were on the honor roll, and that they had impressed respondent's family with their adaptation to the United States-further supported the Court's conclusion that they were "of sufficient age and maturity" for their views to receive consideration. See Art. 13. Paquito objected to being returned to Mexico in open court, and both children objected during their in camera interviews with the Court, away from respondent and her family. Paquito and Katie gave articulate, rational explanations as to why they wanted to stay in the United States; Katie cited the higher quality of life, including the family's greater ability to afford food, and Paquito expressed concern about his father's "violent" nature and use of a belt to discipline him . Given their coherent explanations, their mature comportment, their clear and forthright

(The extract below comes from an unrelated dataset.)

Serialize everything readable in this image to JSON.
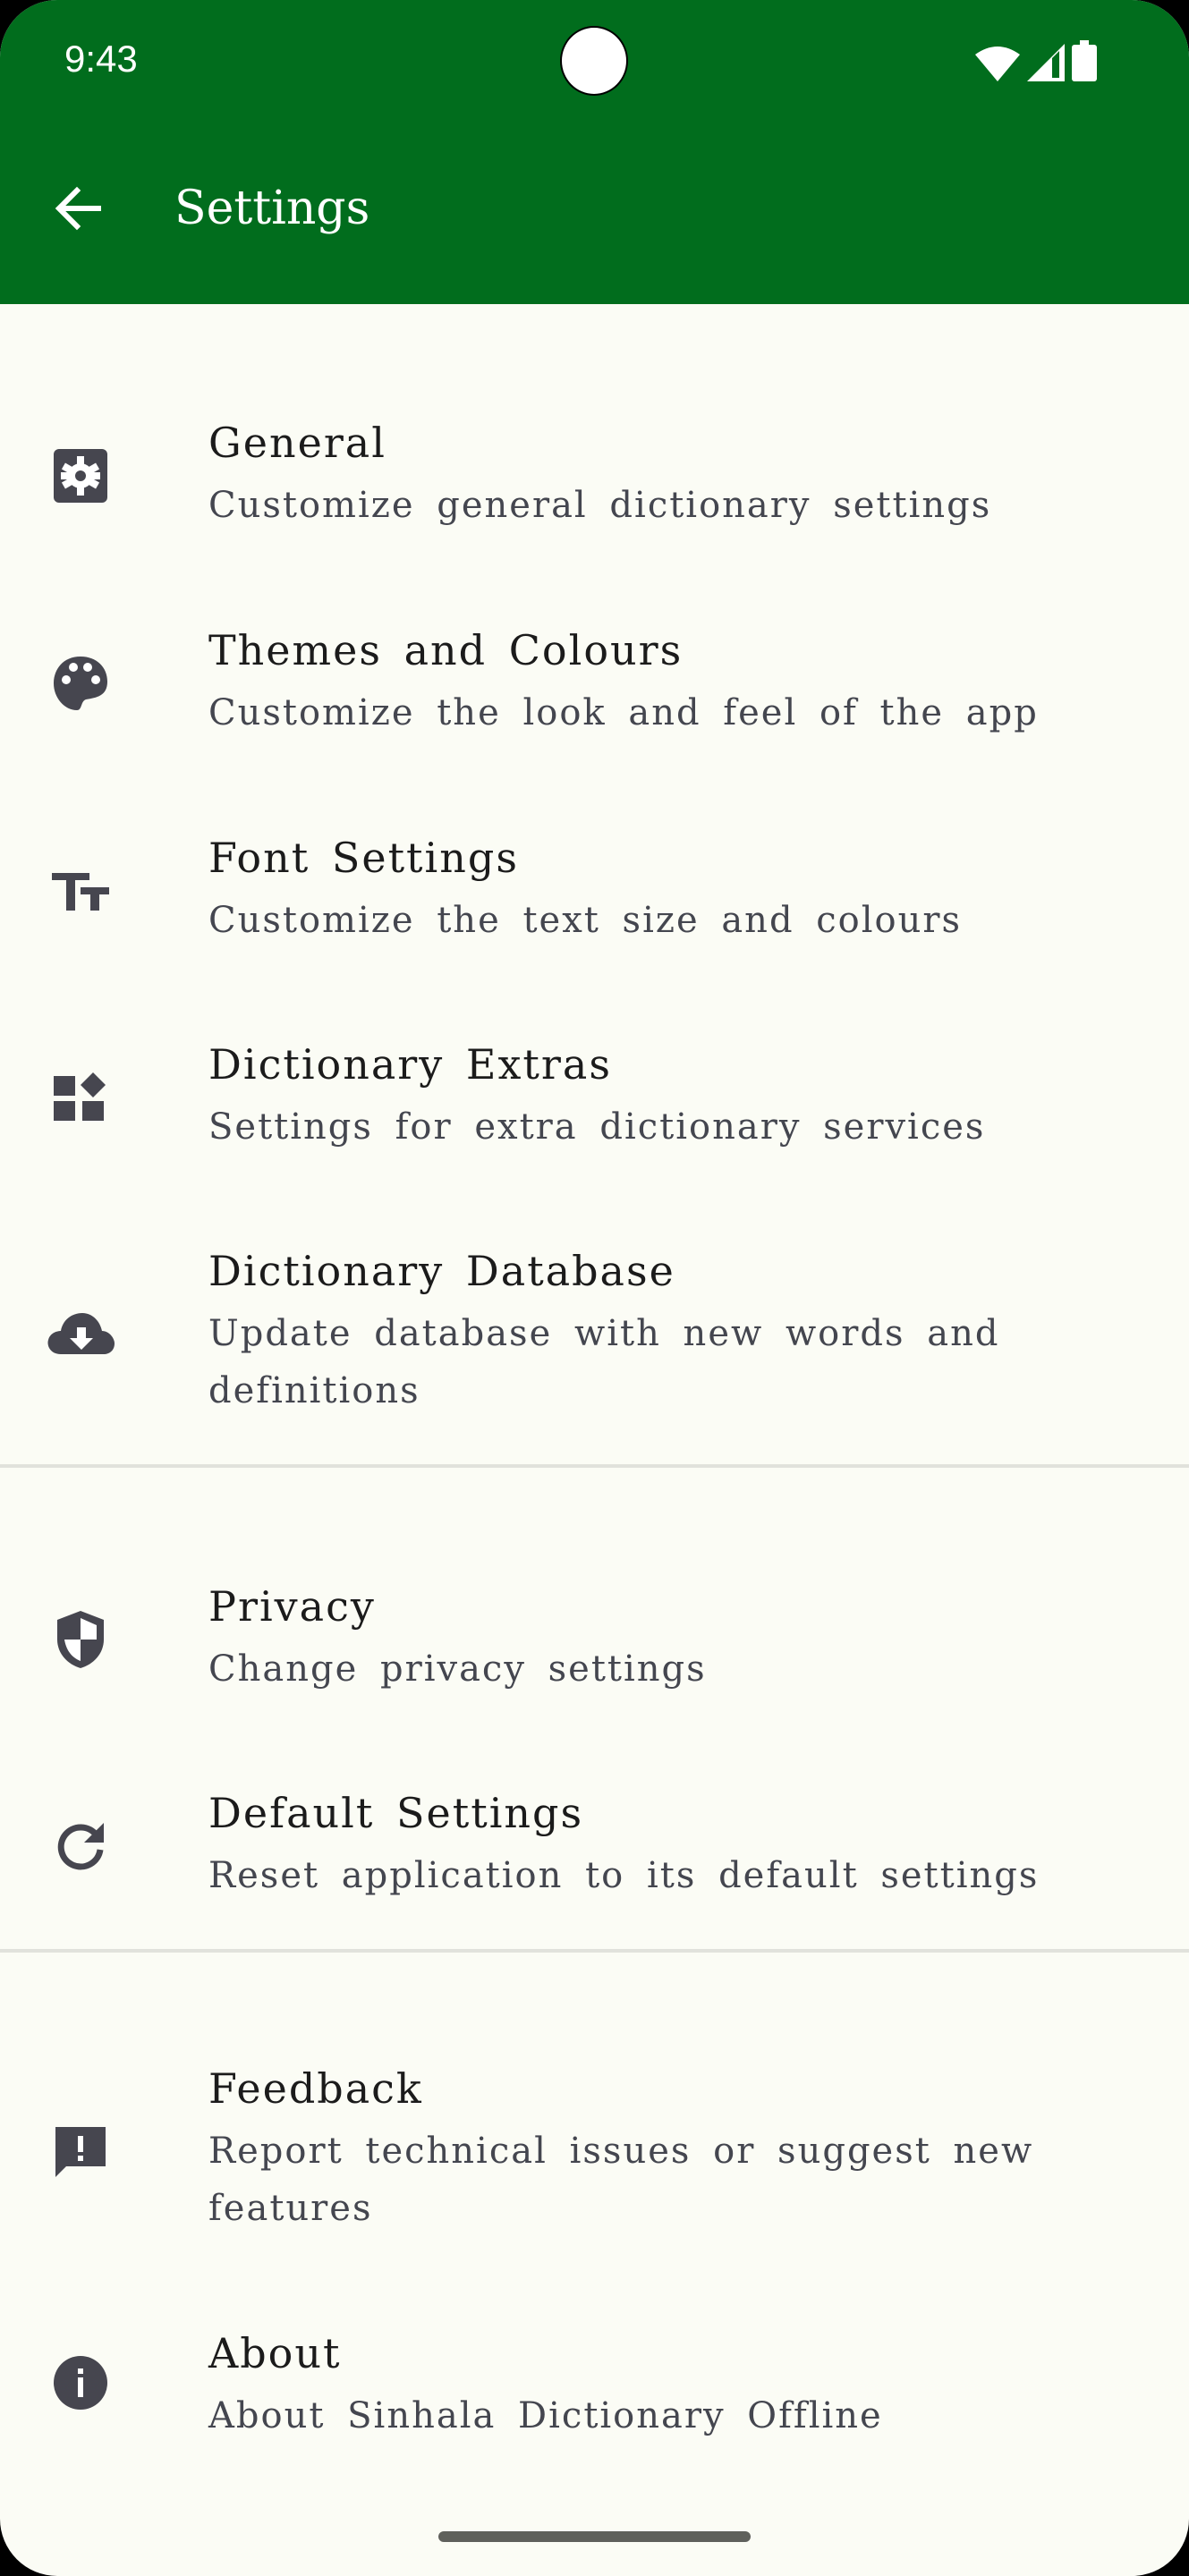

statements that they wished to remain in the United States, and the fact that their
desire to stay persisted even when the Court questioned them further about whether
anyone told them how to answer the Court's questions, the Court concluded that the children's preferences were not the product of undue influence. Accordingly, the Court also concluded that the mature-child-objecting defense justified permitting the children to remain in the United States.